Working from the entries below, tally each line that holds "JSON". Give the tally and nothing else.

Data listing START

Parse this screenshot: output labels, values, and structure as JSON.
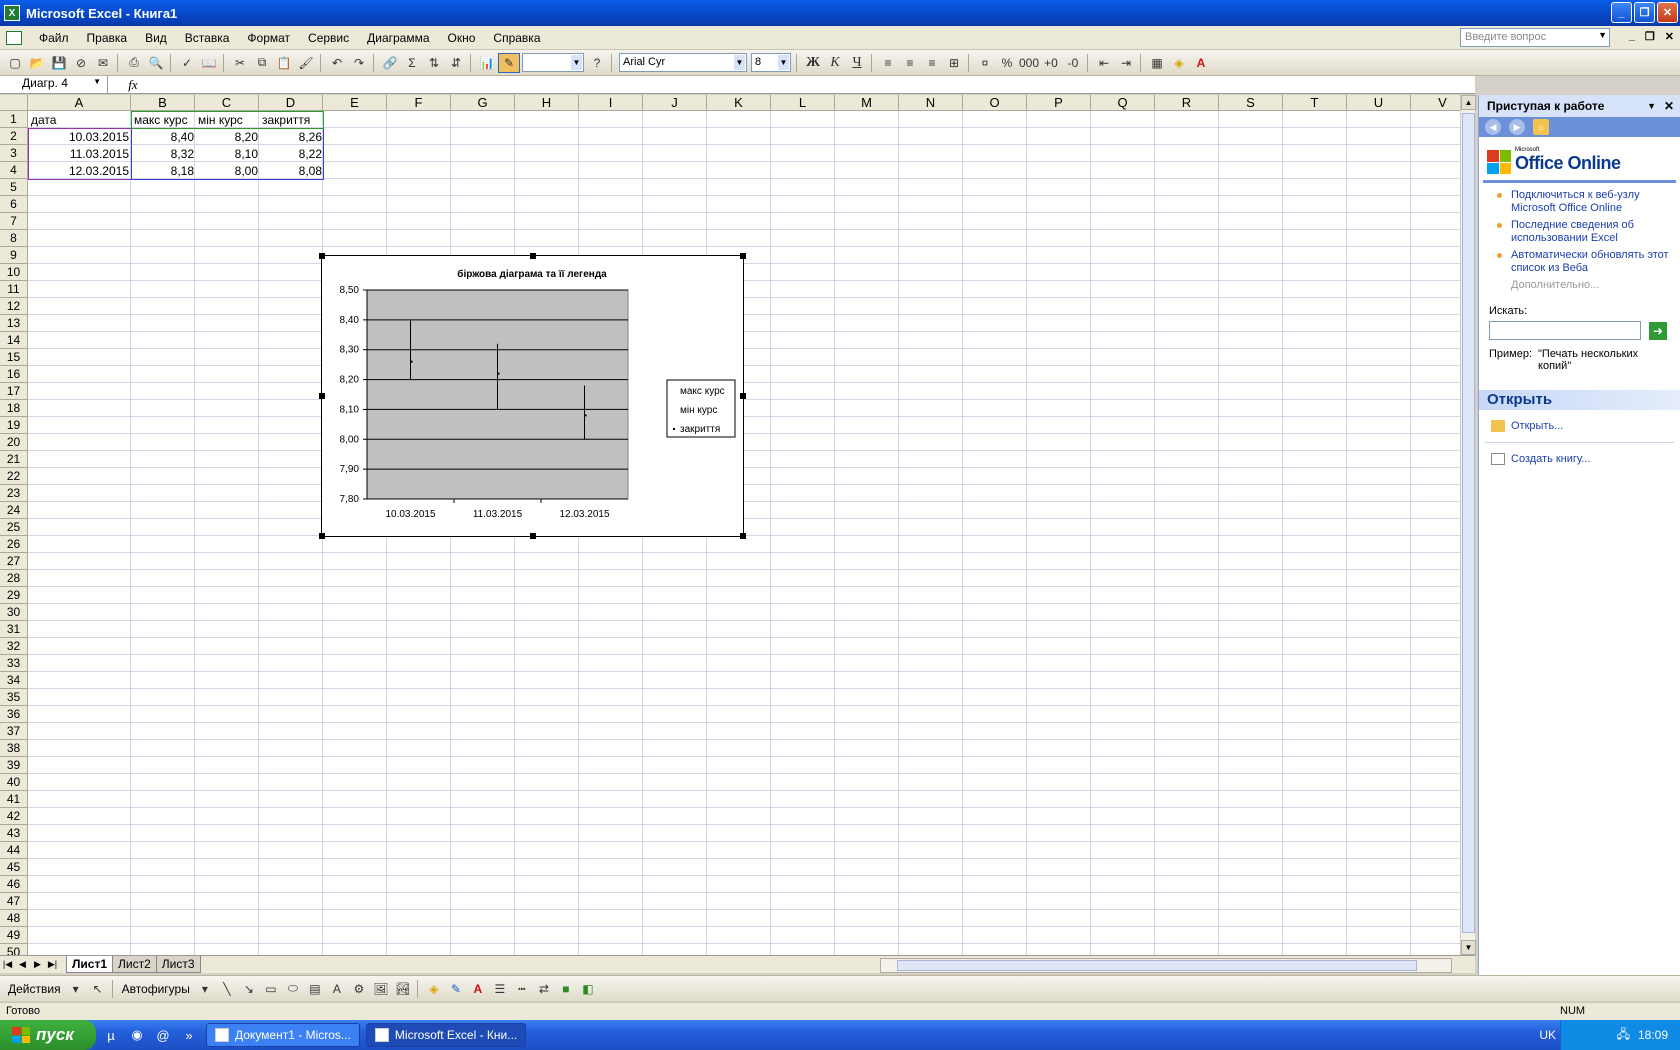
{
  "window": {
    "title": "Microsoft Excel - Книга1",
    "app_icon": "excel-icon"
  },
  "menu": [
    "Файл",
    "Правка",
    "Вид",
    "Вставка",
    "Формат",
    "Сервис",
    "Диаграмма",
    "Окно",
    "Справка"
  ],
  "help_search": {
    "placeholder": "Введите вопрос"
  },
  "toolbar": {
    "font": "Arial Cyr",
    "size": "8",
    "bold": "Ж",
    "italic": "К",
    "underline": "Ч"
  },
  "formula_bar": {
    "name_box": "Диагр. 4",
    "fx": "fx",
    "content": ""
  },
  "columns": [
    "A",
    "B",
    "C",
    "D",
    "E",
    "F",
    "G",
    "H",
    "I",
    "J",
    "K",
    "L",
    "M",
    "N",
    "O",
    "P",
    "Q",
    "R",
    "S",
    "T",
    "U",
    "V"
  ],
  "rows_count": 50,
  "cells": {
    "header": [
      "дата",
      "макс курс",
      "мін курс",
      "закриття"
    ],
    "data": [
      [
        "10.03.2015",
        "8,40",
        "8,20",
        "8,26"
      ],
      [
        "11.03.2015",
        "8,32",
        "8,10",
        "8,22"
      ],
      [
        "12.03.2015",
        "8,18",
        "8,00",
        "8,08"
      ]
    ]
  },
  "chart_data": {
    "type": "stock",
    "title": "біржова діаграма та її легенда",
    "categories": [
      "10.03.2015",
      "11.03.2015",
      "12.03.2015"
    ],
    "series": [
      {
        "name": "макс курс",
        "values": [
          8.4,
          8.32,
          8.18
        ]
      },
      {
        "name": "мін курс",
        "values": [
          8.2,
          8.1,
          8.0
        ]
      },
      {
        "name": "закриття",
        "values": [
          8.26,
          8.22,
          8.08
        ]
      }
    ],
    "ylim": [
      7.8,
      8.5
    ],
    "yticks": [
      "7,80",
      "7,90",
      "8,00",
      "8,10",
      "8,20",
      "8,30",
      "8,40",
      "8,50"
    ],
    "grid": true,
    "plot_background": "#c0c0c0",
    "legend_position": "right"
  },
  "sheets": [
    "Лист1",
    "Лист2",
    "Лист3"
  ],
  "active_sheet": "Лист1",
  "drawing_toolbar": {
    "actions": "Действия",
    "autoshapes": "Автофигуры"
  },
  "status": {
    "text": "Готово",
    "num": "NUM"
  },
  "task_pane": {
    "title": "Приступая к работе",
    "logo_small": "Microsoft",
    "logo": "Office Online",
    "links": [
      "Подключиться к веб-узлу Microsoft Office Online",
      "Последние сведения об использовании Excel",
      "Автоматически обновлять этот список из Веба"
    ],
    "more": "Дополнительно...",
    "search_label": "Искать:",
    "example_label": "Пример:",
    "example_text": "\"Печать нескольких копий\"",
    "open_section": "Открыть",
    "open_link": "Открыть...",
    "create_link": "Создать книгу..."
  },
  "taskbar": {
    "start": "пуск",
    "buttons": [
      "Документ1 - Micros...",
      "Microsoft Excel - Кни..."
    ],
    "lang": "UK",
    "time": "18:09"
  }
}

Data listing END
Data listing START

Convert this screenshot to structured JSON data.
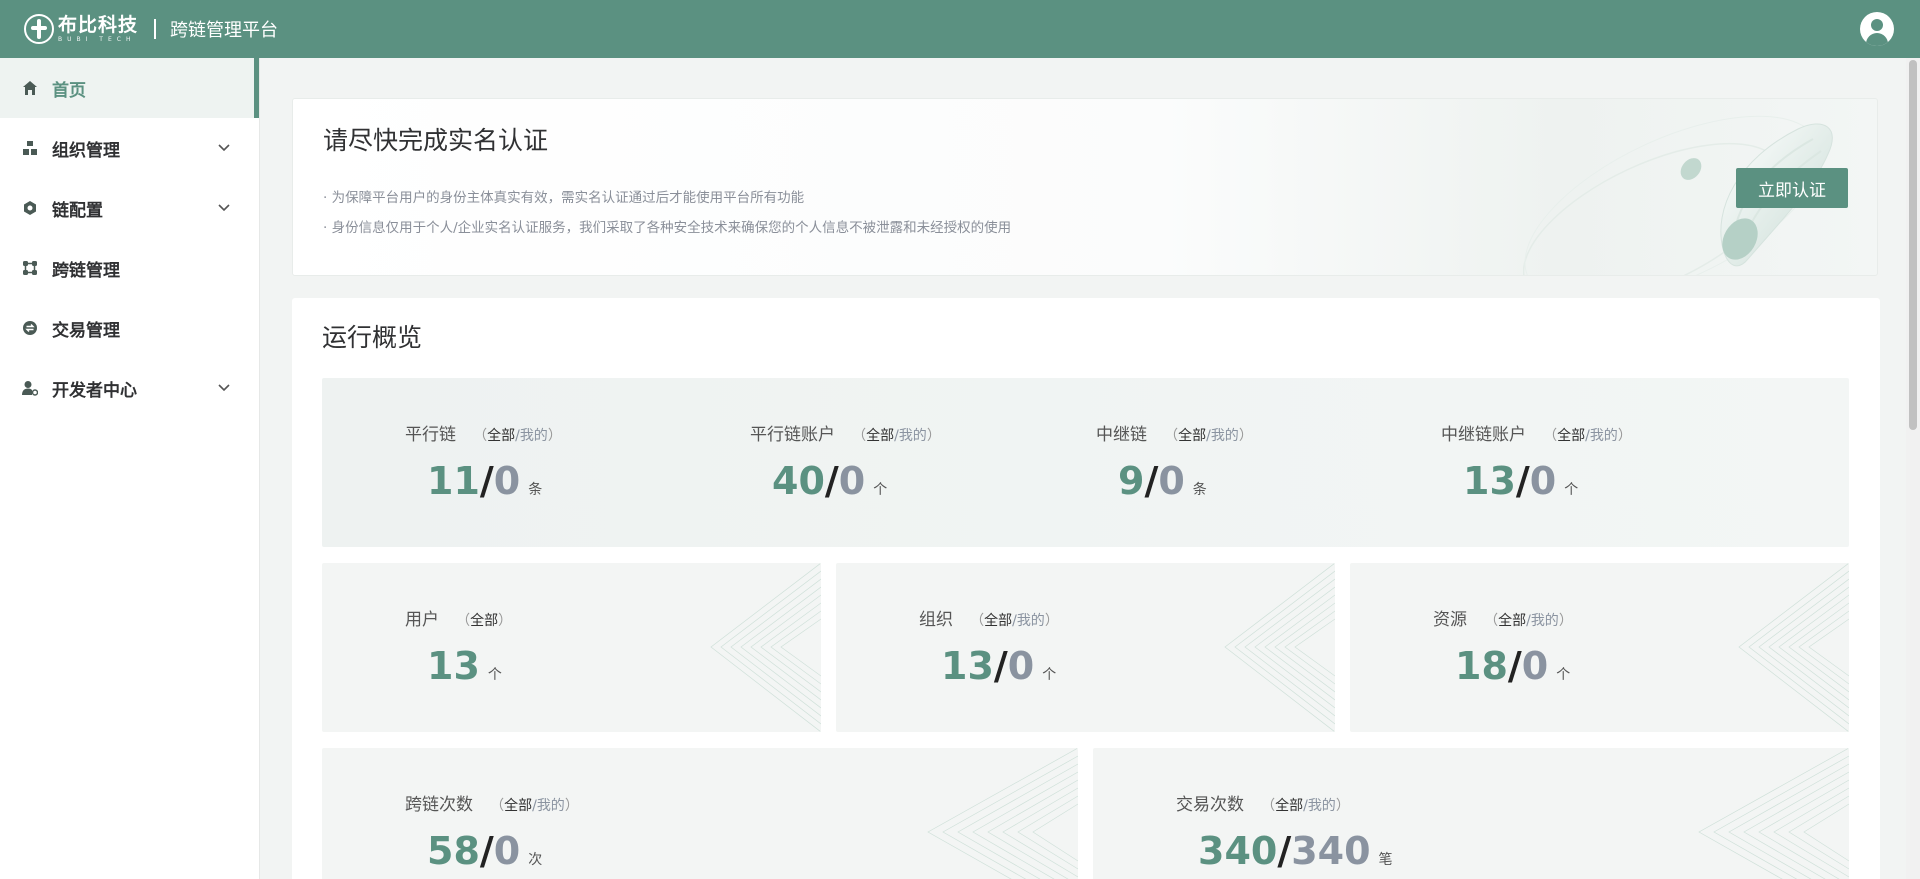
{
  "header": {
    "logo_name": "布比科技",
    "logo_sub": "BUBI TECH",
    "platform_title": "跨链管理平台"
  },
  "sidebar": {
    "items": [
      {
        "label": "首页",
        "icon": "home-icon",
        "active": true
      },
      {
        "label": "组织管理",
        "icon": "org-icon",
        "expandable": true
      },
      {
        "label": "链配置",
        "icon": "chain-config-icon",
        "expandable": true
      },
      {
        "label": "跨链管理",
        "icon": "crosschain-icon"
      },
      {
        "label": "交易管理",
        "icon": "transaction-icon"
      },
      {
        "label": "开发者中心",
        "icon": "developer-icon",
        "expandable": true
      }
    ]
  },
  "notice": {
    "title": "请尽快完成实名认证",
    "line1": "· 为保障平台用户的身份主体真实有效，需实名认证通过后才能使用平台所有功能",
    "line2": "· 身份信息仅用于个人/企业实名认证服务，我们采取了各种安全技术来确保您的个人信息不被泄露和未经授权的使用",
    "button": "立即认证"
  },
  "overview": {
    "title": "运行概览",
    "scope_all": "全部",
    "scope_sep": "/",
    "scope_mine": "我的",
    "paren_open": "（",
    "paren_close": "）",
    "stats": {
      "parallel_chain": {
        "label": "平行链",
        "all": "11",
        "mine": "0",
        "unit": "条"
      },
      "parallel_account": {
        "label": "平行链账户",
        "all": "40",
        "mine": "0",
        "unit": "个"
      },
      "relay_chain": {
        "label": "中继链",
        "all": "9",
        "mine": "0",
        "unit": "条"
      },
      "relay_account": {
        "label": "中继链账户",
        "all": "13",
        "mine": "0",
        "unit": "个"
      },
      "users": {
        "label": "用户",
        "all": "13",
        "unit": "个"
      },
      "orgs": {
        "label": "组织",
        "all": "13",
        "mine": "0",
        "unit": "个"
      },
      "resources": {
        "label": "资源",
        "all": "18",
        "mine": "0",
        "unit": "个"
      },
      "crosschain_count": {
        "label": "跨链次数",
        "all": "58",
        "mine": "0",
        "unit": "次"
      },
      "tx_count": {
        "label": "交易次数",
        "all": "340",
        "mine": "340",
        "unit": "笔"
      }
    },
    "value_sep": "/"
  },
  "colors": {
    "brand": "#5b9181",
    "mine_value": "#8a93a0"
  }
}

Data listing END

— Result of this exercise —
2